DATA EXCERPTS.
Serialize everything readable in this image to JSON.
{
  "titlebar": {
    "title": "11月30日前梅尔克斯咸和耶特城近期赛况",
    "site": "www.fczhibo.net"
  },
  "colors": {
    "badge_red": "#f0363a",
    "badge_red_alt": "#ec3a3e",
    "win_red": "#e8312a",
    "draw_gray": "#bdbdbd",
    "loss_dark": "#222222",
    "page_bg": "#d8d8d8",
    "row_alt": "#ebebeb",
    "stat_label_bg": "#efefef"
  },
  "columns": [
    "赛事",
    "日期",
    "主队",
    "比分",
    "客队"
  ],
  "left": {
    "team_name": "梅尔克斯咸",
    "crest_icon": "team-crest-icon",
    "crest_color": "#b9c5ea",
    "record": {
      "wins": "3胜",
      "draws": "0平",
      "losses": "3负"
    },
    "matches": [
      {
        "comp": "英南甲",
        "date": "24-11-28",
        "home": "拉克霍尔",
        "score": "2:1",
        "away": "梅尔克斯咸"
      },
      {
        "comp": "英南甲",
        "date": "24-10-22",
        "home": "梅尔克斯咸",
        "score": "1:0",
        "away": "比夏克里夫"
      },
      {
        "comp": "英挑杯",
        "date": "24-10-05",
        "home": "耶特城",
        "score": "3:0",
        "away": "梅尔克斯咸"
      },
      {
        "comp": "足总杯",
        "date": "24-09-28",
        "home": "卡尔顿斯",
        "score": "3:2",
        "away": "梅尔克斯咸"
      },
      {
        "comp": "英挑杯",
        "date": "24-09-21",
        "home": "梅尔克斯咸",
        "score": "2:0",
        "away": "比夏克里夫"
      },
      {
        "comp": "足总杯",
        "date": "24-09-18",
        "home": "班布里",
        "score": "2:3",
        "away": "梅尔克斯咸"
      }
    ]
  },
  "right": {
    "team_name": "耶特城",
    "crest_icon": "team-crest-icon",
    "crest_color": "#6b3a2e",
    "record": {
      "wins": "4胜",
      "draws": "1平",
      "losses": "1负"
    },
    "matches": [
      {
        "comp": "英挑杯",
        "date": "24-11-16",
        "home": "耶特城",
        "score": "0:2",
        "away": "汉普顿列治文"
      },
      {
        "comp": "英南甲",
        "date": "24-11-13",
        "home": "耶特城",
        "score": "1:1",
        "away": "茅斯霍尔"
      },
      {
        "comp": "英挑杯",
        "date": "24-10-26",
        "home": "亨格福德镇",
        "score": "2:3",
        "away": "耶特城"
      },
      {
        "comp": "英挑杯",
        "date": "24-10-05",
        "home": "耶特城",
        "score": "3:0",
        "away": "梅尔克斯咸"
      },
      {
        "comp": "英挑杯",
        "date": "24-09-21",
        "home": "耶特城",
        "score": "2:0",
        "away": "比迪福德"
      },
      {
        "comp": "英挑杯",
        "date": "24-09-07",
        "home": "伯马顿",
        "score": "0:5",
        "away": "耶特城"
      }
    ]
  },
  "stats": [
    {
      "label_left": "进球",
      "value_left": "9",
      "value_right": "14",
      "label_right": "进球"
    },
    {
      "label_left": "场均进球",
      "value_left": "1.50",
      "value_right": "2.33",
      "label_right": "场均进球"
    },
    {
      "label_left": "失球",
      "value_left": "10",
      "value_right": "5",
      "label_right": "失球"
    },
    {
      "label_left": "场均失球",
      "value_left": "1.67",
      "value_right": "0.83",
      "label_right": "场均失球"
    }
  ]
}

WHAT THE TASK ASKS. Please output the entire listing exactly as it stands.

RESPONSE AREA.
Serialize everything readable in this image to JSON.
{
  "titlebar": {
    "title": "11月30日前梅尔克斯咸和耶特城近期赛况",
    "site": "www.fczhibo.net"
  },
  "colors": {
    "badge_red": "#f0363a",
    "badge_red_alt": "#ec3a3e",
    "win_red": "#e8312a",
    "draw_gray": "#bdbdbd",
    "loss_dark": "#222222",
    "page_bg": "#d8d8d8",
    "row_alt": "#ebebeb",
    "stat_label_bg": "#efefef"
  },
  "columns": [
    "赛事",
    "日期",
    "主队",
    "比分",
    "客队"
  ],
  "left": {
    "team_name": "梅尔克斯咸",
    "crest_icon": "team-crest-icon",
    "crest_color": "#b9c5ea",
    "record": {
      "wins": "3胜",
      "draws": "0平",
      "losses": "3负"
    },
    "matches": [
      {
        "comp": "英南甲",
        "date": "24-11-28",
        "home": "拉克霍尔",
        "score": "2:1",
        "away": "梅尔克斯咸"
      },
      {
        "comp": "英南甲",
        "date": "24-10-22",
        "home": "梅尔克斯咸",
        "score": "1:0",
        "away": "比夏克里夫"
      },
      {
        "comp": "英挑杯",
        "date": "24-10-05",
        "home": "耶特城",
        "score": "3:0",
        "away": "梅尔克斯咸"
      },
      {
        "comp": "足总杯",
        "date": "24-09-28",
        "home": "卡尔顿斯",
        "score": "3:2",
        "away": "梅尔克斯咸"
      },
      {
        "comp": "英挑杯",
        "date": "24-09-21",
        "home": "梅尔克斯咸",
        "score": "2:0",
        "away": "比夏克里夫"
      },
      {
        "comp": "足总杯",
        "date": "24-09-18",
        "home": "班布里",
        "score": "2:3",
        "away": "梅尔克斯咸"
      }
    ]
  },
  "right": {
    "team_name": "耶特城",
    "crest_icon": "team-crest-icon",
    "crest_color": "#6b3a2e",
    "record": {
      "wins": "4胜",
      "draws": "1平",
      "losses": "1负"
    },
    "matches": [
      {
        "comp": "英挑杯",
        "date": "24-11-16",
        "home": "耶特城",
        "score": "0:2",
        "away": "汉普顿列治文"
      },
      {
        "comp": "英南甲",
        "date": "24-11-13",
        "home": "耶特城",
        "score": "1:1",
        "away": "茅斯霍尔"
      },
      {
        "comp": "英挑杯",
        "date": "24-10-26",
        "home": "亨格福德镇",
        "score": "2:3",
        "away": "耶特城"
      },
      {
        "comp": "英挑杯",
        "date": "24-10-05",
        "home": "耶特城",
        "score": "3:0",
        "away": "梅尔克斯咸"
      },
      {
        "comp": "英挑杯",
        "date": "24-09-21",
        "home": "耶特城",
        "score": "2:0",
        "away": "比迪福德"
      },
      {
        "comp": "英挑杯",
        "date": "24-09-07",
        "home": "伯马顿",
        "score": "0:5",
        "away": "耶特城"
      }
    ]
  },
  "stats": [
    {
      "label_left": "进球",
      "value_left": "9",
      "value_right": "14",
      "label_right": "进球"
    },
    {
      "label_left": "场均进球",
      "value_left": "1.50",
      "value_right": "2.33",
      "label_right": "场均进球"
    },
    {
      "label_left": "失球",
      "value_left": "10",
      "value_right": "5",
      "label_right": "失球"
    },
    {
      "label_left": "场均失球",
      "value_left": "1.67",
      "value_right": "0.83",
      "label_right": "场均失球"
    }
  ]
}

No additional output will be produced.